[Data entries]
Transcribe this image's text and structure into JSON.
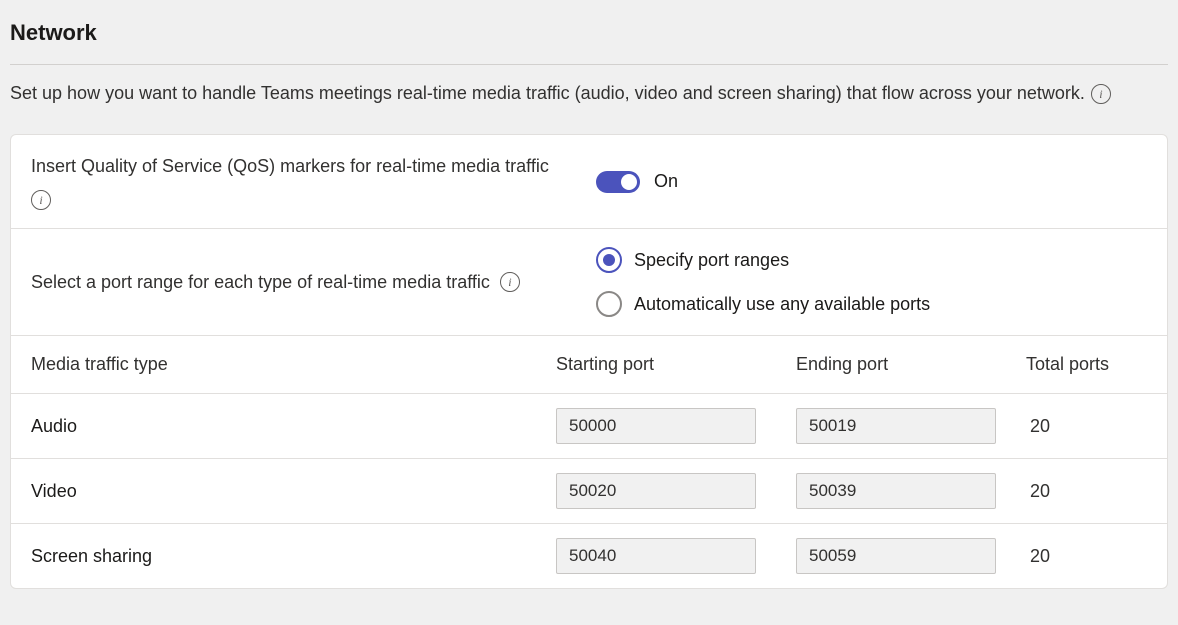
{
  "header": {
    "title": "Network",
    "description": "Set up how you want to handle Teams meetings real-time media traffic (audio, video and screen sharing) that flow across your network."
  },
  "settings": {
    "qos": {
      "label": "Insert Quality of Service (QoS) markers for real-time media traffic",
      "toggle_state": "On"
    },
    "port_range": {
      "label": "Select a port range for each type of real-time media traffic",
      "option_specify": "Specify port ranges",
      "option_auto": "Automatically use any available ports"
    }
  },
  "table": {
    "headers": {
      "type": "Media traffic type",
      "start": "Starting port",
      "end": "Ending port",
      "total": "Total ports"
    },
    "rows": [
      {
        "type": "Audio",
        "start": "50000",
        "end": "50019",
        "total": "20"
      },
      {
        "type": "Video",
        "start": "50020",
        "end": "50039",
        "total": "20"
      },
      {
        "type": "Screen sharing",
        "start": "50040",
        "end": "50059",
        "total": "20"
      }
    ]
  }
}
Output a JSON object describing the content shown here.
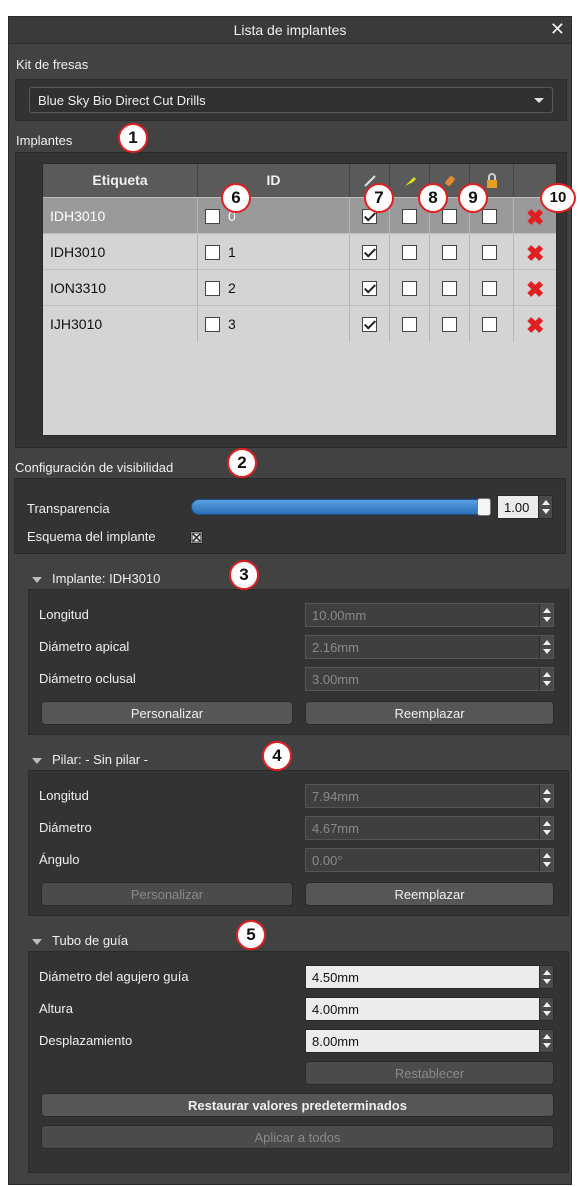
{
  "window": {
    "title": "Lista de implantes",
    "close_glyph": "✕"
  },
  "drill_kit": {
    "label": "Kit de fresas",
    "value": "Blue Sky Bio Direct Cut Drills"
  },
  "implants": {
    "label": "Implantes",
    "columns": [
      "Etiqueta",
      "ID"
    ],
    "rows": [
      {
        "label": "IDH3010",
        "id": "0",
        "visible": true,
        "c8": false,
        "c9": false,
        "lock": false
      },
      {
        "label": "IDH3010",
        "id": "1",
        "visible": true,
        "c8": false,
        "c9": false,
        "lock": false
      },
      {
        "label": "ION3310",
        "id": "2",
        "visible": true,
        "c8": false,
        "c9": false,
        "lock": false
      },
      {
        "label": "IJH3010",
        "id": "3",
        "visible": true,
        "c8": false,
        "c9": false,
        "lock": false
      }
    ],
    "header_icons": [
      "pen-icon",
      "pin-icon",
      "brush-icon",
      "lock-icon"
    ],
    "delete_icon": "delete-x-icon",
    "delete_color": "#e02020"
  },
  "visibility": {
    "label": "Configuración de visibilidad",
    "transparency_label": "Transparencia",
    "transparency_value": "1.00",
    "transparency_level": 1.0,
    "outline_label": "Esquema del implante",
    "accent": "#2a6fb8"
  },
  "implant_section": {
    "title": "Implante: IDH3010",
    "fields": [
      {
        "label": "Longitud",
        "value": "10.00mm"
      },
      {
        "label": "Diámetro apical",
        "value": "2.16mm"
      },
      {
        "label": "Diámetro oclusal",
        "value": "3.00mm"
      }
    ],
    "customize": "Personalizar",
    "replace": "Reemplazar"
  },
  "abutment_section": {
    "title": "Pilar: - Sin pilar -",
    "fields": [
      {
        "label": "Longitud",
        "value": "7.94mm"
      },
      {
        "label": "Diámetro",
        "value": "4.67mm"
      },
      {
        "label": "Ángulo",
        "value": "0.00°"
      }
    ],
    "customize": "Personalizar",
    "replace": "Reemplazar"
  },
  "guide_tube": {
    "title": "Tubo de guía",
    "fields": [
      {
        "label": "Diámetro del agujero guía",
        "value": "4.50mm"
      },
      {
        "label": "Altura",
        "value": "4.00mm"
      },
      {
        "label": "Desplazamiento",
        "value": "8.00mm"
      }
    ],
    "reset": "Restablecer",
    "restore_defaults": "Restaurar valores predeterminados",
    "apply_all": "Aplicar a todos"
  },
  "callouts": [
    "1",
    "2",
    "3",
    "4",
    "5",
    "6",
    "7",
    "8",
    "9",
    "10"
  ]
}
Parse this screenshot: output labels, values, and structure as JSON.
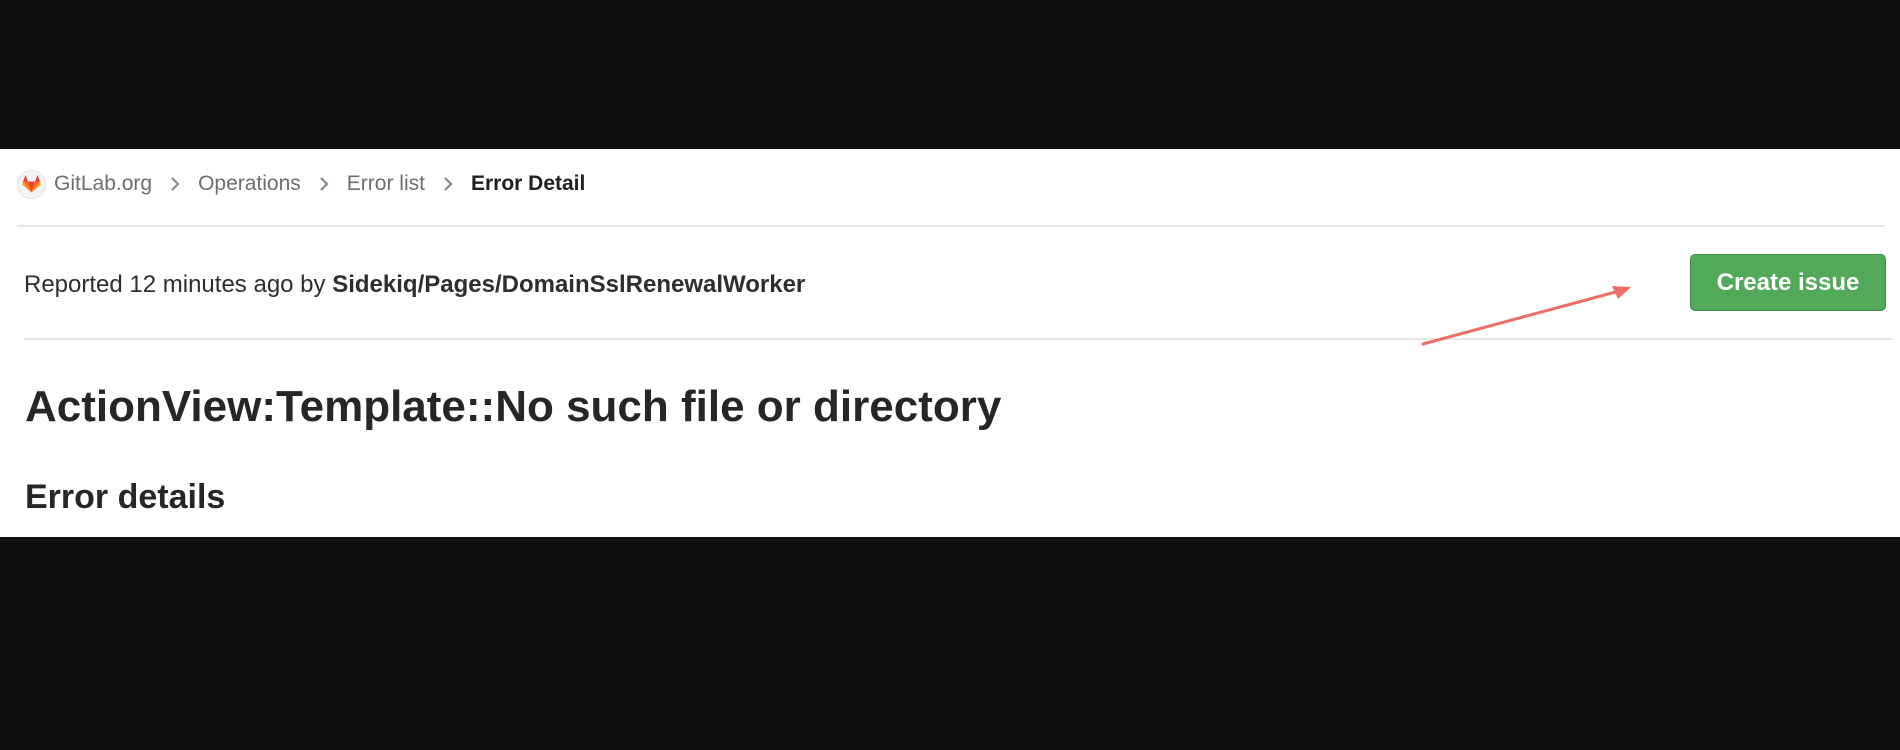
{
  "breadcrumb": {
    "items": [
      {
        "label": "GitLab.org"
      },
      {
        "label": "Operations"
      },
      {
        "label": "Error list"
      },
      {
        "label": "Error Detail"
      }
    ]
  },
  "header": {
    "reported_prefix": "Reported 12 minutes ago by",
    "reported_by": "Sidekiq/Pages/DomainSslRenewalWorker",
    "create_issue_label": "Create issue"
  },
  "main": {
    "error_title": "ActionView:Template::No such file or directory",
    "section_heading": "Error details"
  },
  "colors": {
    "primary_button": "#52a95a",
    "annotation_arrow": "#ea6f67",
    "logo": "#e2432a"
  },
  "icons": {
    "logo": "gitlab-tanuki-icon",
    "separator": "chevron-right-icon"
  }
}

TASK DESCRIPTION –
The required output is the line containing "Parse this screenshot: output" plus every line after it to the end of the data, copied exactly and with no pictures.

RESPONSE TO THE TASK –
Parse this screenshot: output labels, values, and structure as JSON.
{
  "breadcrumb": {
    "items": [
      {
        "label": "GitLab.org"
      },
      {
        "label": "Operations"
      },
      {
        "label": "Error list"
      },
      {
        "label": "Error Detail"
      }
    ]
  },
  "header": {
    "reported_prefix": "Reported 12 minutes ago by",
    "reported_by": "Sidekiq/Pages/DomainSslRenewalWorker",
    "create_issue_label": "Create issue"
  },
  "main": {
    "error_title": "ActionView:Template::No such file or directory",
    "section_heading": "Error details"
  },
  "colors": {
    "primary_button": "#52a95a",
    "annotation_arrow": "#ea6f67",
    "logo": "#e2432a"
  },
  "icons": {
    "logo": "gitlab-tanuki-icon",
    "separator": "chevron-right-icon"
  }
}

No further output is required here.